He’s also gained valuable insight and perspective into the gaming industry, thanks to faculty who are immersed in that world, including Jeff Spoonhower, an assistant professor of film and digital media production and co-founder of the game studio Resonator Interactive.
Last year, over the course of three weeks, Broughton was engrossed in creating a digitally animated, 8-second scene featuring a toy Rock 'Em Sock 'Em Robots match for a final project. He built and rigged digital models for the robots, then staged their movements, slowly refining and polishing the animation over time.
“I’m proud of how it turned out. My parents were blown away,” he said. “It excites me. I just completely immerse myself in it. I could do this for hours. When I think of this being a career — wow!”
‘Failing is a part of the process’
Broughton credits his mom for his solid academic foundation. She homeschooled him, as well as his two sisters, from first through fourth grades.
He took piano lessons and played a number of sports; soccer was a favorite. When his mom saw an online advertisement for fencing, he took it up as a way to stay active during soccer’s offseason. He felt an instantaneous connection with the sport that’s described as physical chess.
“I loved it immediately,” he said. “It clicked with me.”
Soon Broughton was excelling, and fencing became a priority. Because of the demands of training — including weekday 90-minute one-way train rides to practice with soon-to-be Olympians in New York City — Broughton’s mom also homeschooled him during high school.
“She did an impeccable job,” he said. “She’s the reason I’m here.”
In 2020, as a sophomore, Broughton won the Atlantic Coast Conference championship in men’s epee (the largest and heaviest of the three fencing swords). He was chosen as the team’s Monogram Club MVP and won awards for prevailing in the face of adversity and for selflessly helping teammates prepare while pursuing his own passion for the sport.
That extraordinarily successful season — during which he also made the ACC Academic Honor Roll — was his last as a competitive fencer.

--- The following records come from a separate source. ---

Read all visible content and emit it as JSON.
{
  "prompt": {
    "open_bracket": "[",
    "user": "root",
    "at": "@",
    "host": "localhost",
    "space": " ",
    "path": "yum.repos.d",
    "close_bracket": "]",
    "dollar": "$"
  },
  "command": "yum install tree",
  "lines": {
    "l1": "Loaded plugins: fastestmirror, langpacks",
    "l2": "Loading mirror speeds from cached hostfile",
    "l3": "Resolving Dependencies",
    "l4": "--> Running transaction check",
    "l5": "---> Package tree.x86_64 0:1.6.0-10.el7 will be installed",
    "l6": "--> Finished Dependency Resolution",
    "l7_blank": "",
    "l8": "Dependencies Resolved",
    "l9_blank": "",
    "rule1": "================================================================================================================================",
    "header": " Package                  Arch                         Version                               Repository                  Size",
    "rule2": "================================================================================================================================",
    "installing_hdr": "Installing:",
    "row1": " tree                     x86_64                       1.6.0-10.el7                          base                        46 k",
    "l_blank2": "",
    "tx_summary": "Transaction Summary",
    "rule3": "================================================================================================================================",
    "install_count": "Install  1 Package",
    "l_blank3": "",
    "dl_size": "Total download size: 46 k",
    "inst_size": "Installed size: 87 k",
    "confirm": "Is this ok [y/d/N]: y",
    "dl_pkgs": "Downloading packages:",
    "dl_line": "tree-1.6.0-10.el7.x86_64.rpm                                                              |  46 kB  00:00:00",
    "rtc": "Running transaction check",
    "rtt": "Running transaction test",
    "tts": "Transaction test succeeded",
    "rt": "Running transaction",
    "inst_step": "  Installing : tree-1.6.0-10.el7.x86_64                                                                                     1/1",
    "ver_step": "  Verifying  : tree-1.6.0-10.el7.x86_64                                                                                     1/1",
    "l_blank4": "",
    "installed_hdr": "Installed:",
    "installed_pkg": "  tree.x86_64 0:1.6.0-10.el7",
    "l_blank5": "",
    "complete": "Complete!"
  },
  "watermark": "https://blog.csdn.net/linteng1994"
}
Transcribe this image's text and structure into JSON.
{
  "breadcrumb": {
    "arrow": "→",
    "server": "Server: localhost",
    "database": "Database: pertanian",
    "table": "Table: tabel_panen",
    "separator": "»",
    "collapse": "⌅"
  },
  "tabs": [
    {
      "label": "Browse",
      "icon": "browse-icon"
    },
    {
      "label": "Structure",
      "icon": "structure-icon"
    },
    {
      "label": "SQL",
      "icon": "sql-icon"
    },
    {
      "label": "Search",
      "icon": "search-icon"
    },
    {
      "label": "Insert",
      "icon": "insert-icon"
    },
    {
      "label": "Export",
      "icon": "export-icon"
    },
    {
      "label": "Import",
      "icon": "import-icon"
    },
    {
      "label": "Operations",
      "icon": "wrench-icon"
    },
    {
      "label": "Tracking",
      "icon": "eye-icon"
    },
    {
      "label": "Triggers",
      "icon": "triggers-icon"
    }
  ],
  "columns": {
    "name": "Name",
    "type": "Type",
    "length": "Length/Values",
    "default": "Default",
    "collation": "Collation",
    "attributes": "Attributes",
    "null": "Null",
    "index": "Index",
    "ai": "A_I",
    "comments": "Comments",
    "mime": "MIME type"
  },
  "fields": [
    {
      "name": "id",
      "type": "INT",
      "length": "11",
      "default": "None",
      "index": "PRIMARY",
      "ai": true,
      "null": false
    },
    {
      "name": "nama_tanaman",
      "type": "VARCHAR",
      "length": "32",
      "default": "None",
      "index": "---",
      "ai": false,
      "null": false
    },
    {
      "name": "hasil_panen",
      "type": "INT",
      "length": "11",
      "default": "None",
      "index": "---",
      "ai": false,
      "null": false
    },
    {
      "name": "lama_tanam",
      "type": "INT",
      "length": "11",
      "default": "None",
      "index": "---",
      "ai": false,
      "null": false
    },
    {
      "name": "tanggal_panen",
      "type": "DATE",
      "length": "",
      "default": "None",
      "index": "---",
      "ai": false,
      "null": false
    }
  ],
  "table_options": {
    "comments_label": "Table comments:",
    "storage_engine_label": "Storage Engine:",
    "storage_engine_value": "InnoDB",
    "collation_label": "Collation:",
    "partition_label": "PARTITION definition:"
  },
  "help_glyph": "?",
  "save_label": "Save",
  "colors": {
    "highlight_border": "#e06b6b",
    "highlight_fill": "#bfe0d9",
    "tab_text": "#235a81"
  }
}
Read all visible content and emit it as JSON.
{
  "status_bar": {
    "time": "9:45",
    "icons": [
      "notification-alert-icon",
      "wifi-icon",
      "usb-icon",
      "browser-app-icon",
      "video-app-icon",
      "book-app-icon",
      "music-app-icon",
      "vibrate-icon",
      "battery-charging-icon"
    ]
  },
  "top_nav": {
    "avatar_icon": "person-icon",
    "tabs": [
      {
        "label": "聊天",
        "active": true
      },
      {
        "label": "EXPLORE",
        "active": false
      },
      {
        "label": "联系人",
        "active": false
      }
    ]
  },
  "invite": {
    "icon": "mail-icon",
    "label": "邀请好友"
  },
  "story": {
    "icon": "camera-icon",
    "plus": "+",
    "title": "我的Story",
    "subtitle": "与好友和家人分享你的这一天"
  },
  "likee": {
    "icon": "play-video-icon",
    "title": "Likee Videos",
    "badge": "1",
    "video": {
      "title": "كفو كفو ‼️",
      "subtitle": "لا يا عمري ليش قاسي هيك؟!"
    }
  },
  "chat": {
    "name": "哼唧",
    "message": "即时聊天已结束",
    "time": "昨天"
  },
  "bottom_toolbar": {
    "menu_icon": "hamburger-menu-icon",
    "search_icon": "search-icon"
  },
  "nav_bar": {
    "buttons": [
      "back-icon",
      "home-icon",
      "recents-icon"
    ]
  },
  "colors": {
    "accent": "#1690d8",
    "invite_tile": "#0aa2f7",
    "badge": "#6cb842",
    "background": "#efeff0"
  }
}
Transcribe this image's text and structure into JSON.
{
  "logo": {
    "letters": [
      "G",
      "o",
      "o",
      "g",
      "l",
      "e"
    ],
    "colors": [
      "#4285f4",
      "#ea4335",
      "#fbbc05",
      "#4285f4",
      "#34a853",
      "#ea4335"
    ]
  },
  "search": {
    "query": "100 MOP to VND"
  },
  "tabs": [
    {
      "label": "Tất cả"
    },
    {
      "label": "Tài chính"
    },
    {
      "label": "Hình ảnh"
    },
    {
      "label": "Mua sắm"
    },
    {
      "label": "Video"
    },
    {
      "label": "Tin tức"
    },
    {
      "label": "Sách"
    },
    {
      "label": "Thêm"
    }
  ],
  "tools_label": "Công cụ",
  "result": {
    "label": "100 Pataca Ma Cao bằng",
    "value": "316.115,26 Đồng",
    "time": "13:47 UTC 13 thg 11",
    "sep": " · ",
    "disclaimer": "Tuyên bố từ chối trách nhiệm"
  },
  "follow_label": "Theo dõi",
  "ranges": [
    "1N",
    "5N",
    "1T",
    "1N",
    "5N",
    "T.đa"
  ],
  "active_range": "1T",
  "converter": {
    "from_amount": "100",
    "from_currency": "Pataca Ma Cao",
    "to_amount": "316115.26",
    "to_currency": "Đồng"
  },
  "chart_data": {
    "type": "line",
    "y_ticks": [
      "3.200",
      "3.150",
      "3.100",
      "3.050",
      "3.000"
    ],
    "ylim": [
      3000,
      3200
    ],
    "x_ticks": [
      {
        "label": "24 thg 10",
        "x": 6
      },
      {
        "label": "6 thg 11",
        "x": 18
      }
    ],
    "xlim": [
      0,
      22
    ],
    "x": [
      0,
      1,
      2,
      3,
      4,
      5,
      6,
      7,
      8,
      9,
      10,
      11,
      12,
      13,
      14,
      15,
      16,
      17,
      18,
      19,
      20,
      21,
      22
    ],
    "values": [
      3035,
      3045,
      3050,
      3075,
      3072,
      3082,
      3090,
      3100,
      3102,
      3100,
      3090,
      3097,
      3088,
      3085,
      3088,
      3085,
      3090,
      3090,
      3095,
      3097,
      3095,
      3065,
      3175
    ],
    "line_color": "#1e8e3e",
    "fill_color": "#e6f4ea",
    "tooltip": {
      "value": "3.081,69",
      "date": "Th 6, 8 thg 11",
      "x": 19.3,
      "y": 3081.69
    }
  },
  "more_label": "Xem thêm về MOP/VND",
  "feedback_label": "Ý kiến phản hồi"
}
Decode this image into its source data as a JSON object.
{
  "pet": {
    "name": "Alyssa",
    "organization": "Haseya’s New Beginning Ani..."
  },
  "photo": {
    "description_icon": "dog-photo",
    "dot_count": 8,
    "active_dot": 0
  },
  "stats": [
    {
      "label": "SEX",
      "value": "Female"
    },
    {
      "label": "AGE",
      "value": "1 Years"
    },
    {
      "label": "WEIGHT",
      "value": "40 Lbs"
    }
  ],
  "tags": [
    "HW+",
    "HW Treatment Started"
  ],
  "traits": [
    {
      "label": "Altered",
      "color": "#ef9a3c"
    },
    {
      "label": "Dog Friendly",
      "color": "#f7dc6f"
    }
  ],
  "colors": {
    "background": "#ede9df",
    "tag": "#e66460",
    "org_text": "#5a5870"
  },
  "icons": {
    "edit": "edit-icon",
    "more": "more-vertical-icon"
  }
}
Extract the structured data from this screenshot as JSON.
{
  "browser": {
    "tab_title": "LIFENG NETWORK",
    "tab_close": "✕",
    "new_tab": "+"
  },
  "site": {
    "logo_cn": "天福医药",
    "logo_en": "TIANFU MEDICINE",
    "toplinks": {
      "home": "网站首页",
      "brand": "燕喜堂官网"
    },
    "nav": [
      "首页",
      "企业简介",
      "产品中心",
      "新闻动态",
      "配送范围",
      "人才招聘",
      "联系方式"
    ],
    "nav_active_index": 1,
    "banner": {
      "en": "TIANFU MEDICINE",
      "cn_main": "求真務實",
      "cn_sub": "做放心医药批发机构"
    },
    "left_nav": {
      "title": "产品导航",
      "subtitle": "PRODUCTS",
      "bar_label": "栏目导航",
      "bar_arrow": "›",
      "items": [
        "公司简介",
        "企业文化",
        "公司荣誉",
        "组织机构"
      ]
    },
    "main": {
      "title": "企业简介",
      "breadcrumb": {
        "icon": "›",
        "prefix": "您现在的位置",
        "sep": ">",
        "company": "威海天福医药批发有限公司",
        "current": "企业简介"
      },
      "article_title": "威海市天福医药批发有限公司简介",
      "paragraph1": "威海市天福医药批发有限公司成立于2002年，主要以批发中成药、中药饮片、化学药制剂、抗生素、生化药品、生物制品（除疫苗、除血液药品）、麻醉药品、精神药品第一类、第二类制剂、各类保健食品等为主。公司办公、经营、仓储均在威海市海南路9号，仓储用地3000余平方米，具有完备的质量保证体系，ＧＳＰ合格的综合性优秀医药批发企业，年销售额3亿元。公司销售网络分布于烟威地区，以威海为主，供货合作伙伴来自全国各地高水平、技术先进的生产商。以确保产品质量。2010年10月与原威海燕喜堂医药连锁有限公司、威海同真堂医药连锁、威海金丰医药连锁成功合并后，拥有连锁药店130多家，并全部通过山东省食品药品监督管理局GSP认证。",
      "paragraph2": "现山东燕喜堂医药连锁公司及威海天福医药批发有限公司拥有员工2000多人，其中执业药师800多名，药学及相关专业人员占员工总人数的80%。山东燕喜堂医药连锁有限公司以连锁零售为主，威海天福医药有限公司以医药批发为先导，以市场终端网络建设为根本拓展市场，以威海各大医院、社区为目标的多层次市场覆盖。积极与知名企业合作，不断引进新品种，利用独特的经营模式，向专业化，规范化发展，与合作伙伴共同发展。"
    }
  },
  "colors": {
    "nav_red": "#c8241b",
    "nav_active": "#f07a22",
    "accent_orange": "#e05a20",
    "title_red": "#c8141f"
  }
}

“Fencing is a really large part of who I am today. It shaped my character, discipline and work ethic. It taught me that failing is a part of the process — a necessary part,” Broughton said.
“But fencing is very time-consuming and I wanted to focus on academics. The ACC win was my first big win after working so hard for so long. It was the perfect way to close the door.”
“I love the creative process and having full authorship. The ability to create and tell stories is priceless.”
‘A taste of everything’
Because of that decision, Broughton has had more time to hone his talents producing computer animated shorts, music videos, and graphic design projects.
He’s also directed short digital productions, including a 6-minute film, “Game Night,” that co-stars his sister, Avery, now a sophomore sociology major.
Broughton also has worked with MOGL — a minority-founded and impact-focused tech startup designed to empower NCAA athletes and the local community in the name, image, and likeness (NIL) era — to create advertising for its launch and improve its website design.
That opportunity arose through the Meruelo Family Center for Career Development, which connected Broughton with Notre Dame alumni who worked for MOGL. During his internship, he worked on graphic design, video editing, and website projects, gaining lots of hands-on experience where he was given significant creative authority.
“I got to learn about working with a team, iterating creative projects, and working with deadlines,” he said. “These are all really crucial skills for pretty much any entertainment industry's production pipeline.”
After commencement this spring, Broughton will continue to play challenging, immersive, and inclusive video games, build his portfolio, and eventually relocate to California or New York, where lots of gaming industry jobs are based.
“I’ve gotten a taste of everything,” he said. “I love the creative process and having full authorship. The ability to create and tell stories is priceless.”